January 17, 2014
A roadside zoo big cat breeder in California is seeking to weaken that state’s exotic pet law, which protects public safety and animal welfare. California’s is one of the oldest such laws, requiring permits and inspections for facilities exhibiting dangerous wild animals.
The Humane Society of the United States and The Fund for Animals moved to intervene and defend the California law in a lawsuit filed by a member of the so-called “Zoological Association of America” who argues California’s exotic animal law is unconstitutional. The goal of the lawsuit is to avoid state requirements for caging and humane care of captive wildlife.
Unlike the Association of Zoos and Aquariums, a well-established zoological accreditation organization that promotes high standards for animal welfare, public safety and wildlife conservation, the deceptively named ZAA represents members with involvement in the exotic pet industry, some of whom have histories of animal abuse, wildlife trafficking and violent crime. California, like many other states, recognizes that AZA-accredited zoos can safely and humanely maintain dangerous wild animals in captivity, but does not afford the same legal status to roadside zoos such as ZAA facilities.
The HSUS and The Fund for Animals are represented by Beveridge Diamond P.C. and lawyers with The HSUS’ Animal Protection Litigation section.

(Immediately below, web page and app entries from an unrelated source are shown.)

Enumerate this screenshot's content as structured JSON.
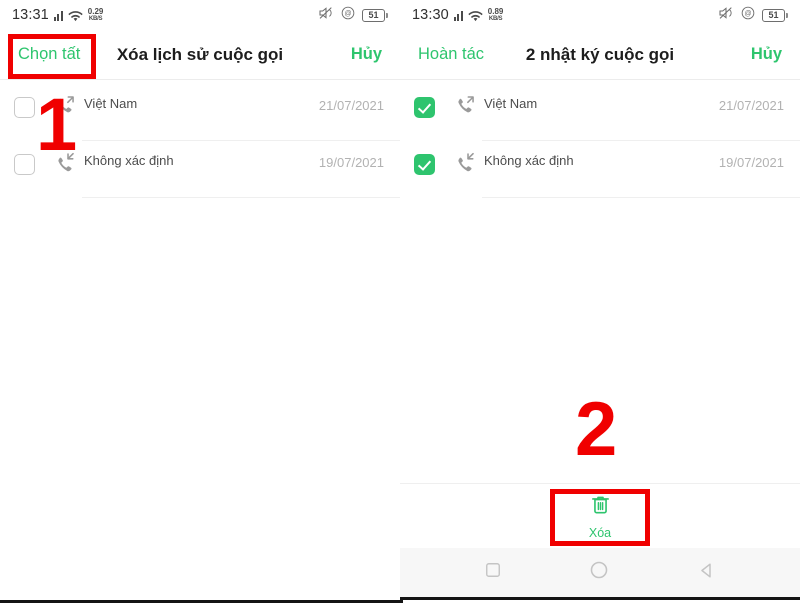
{
  "left_panel": {
    "status_bar": {
      "time": "13:31",
      "net_speed_value": "0.29",
      "net_speed_unit": "KB/S",
      "battery_level": "51",
      "icons": [
        "signal-bars-icon",
        "wifi-icon",
        "vibrate-mute-icon",
        "dnd-icon",
        "battery-icon"
      ]
    },
    "app_bar": {
      "left_action": "Chọn tất",
      "title": "Xóa lịch sử cuộc gọi",
      "right_action": "Hủy"
    },
    "calls": [
      {
        "name_blurred": true,
        "subtitle": "Việt Nam",
        "date": "21/07/2021",
        "call_type": "outgoing",
        "checked": false
      },
      {
        "name_blurred": true,
        "subtitle": "Không xác định",
        "date": "19/07/2021",
        "call_type": "incoming",
        "checked": false
      }
    ]
  },
  "right_panel": {
    "status_bar": {
      "time": "13:30",
      "net_speed_value": "0.89",
      "net_speed_unit": "KB/S",
      "battery_level": "51",
      "icons": [
        "signal-bars-icon",
        "wifi-icon",
        "vibrate-mute-icon",
        "dnd-icon",
        "battery-icon"
      ]
    },
    "app_bar": {
      "left_action": "Hoàn tác",
      "title": "2 nhật ký cuộc gọi",
      "right_action": "Hủy"
    },
    "calls": [
      {
        "name_blurred": true,
        "subtitle": "Việt Nam",
        "date": "21/07/2021",
        "call_type": "outgoing",
        "checked": true
      },
      {
        "name_blurred": true,
        "subtitle": "Không xác định",
        "date": "19/07/2021",
        "call_type": "incoming",
        "checked": true
      }
    ],
    "bottom_bar": {
      "delete_label": "Xóa",
      "delete_icon": "trash-icon"
    },
    "nav_bar": {
      "recents": "square-icon",
      "home": "circle-icon",
      "back": "triangle-back-icon"
    }
  },
  "annotations": {
    "step_one": "1",
    "step_two": "2",
    "color": "#f00000"
  },
  "colors": {
    "accent_green": "#2ec46e",
    "text_primary": "#1d1d1d",
    "text_muted": "#b2b2b2",
    "annotation_red": "#f00000"
  }
}
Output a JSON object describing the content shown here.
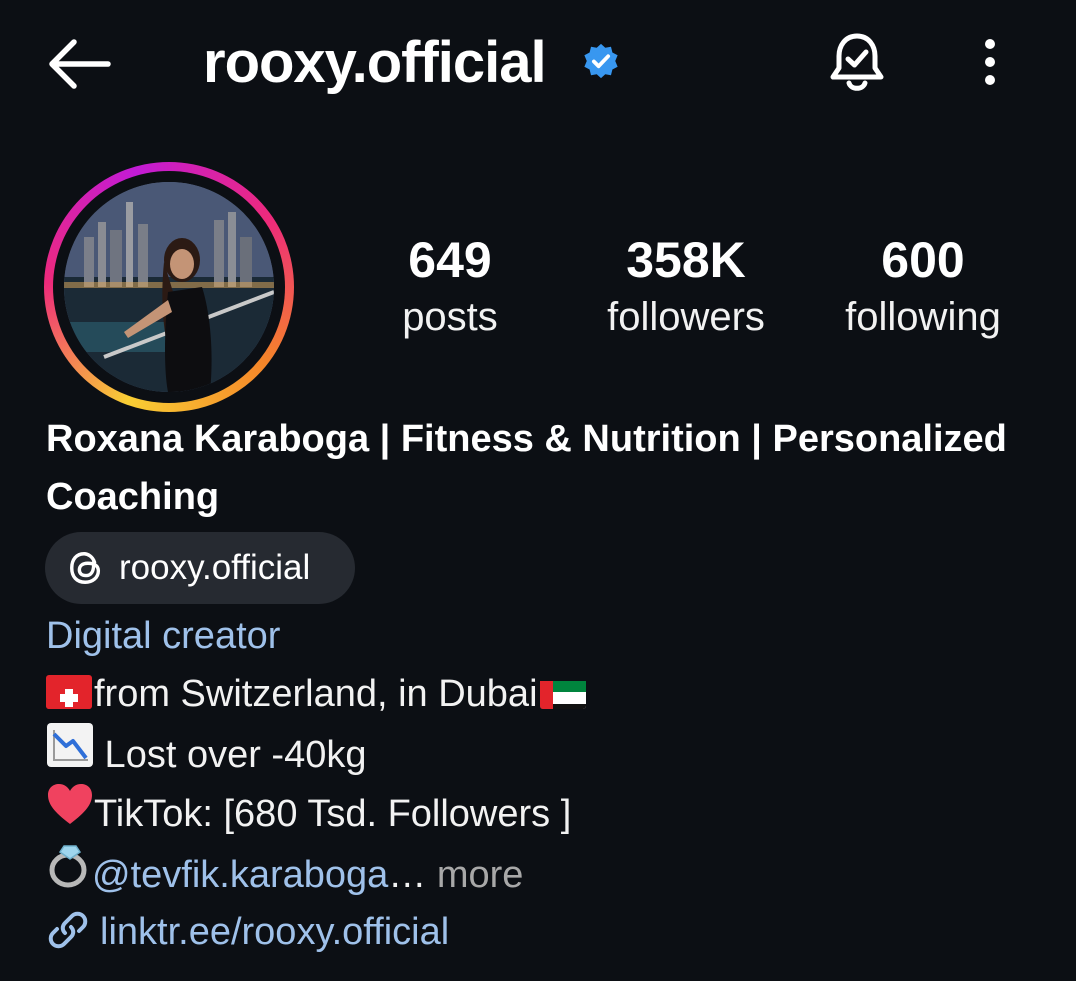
{
  "header": {
    "username": "rooxy.official",
    "verified": true,
    "icons": [
      "back-arrow-icon",
      "verified-badge-icon",
      "notification-bell-icon",
      "more-options-icon"
    ]
  },
  "stats": {
    "posts_count": "649",
    "posts_label": "posts",
    "followers_count": "358K",
    "followers_label": "followers",
    "following_count": "600",
    "following_label": "following"
  },
  "profile": {
    "full_name": "Roxana Karaboga | Fitness & Nutrition | Personalized Coaching",
    "threads_handle": "rooxy.official",
    "category": "Digital creator",
    "bio": {
      "line1": "from Switzerland, in Dubai",
      "line2": " Lost over -40kg",
      "line3": "TikTok: [680 Tsd. Followers ]",
      "line4_mention": "@tevfik.karaboga",
      "line4_ellipsis": "… ",
      "line4_more": "more"
    },
    "link": "linktr.ee/rooxy.official"
  },
  "colors": {
    "background": "#0c0f14",
    "link_blue": "#9fc1ea",
    "verified_blue": "#3897f0",
    "chip_bg": "#262a31"
  }
}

Media Contact: Naseem Amini, 301-548-7793, firstname.lastname@example.org
Article source: HSUS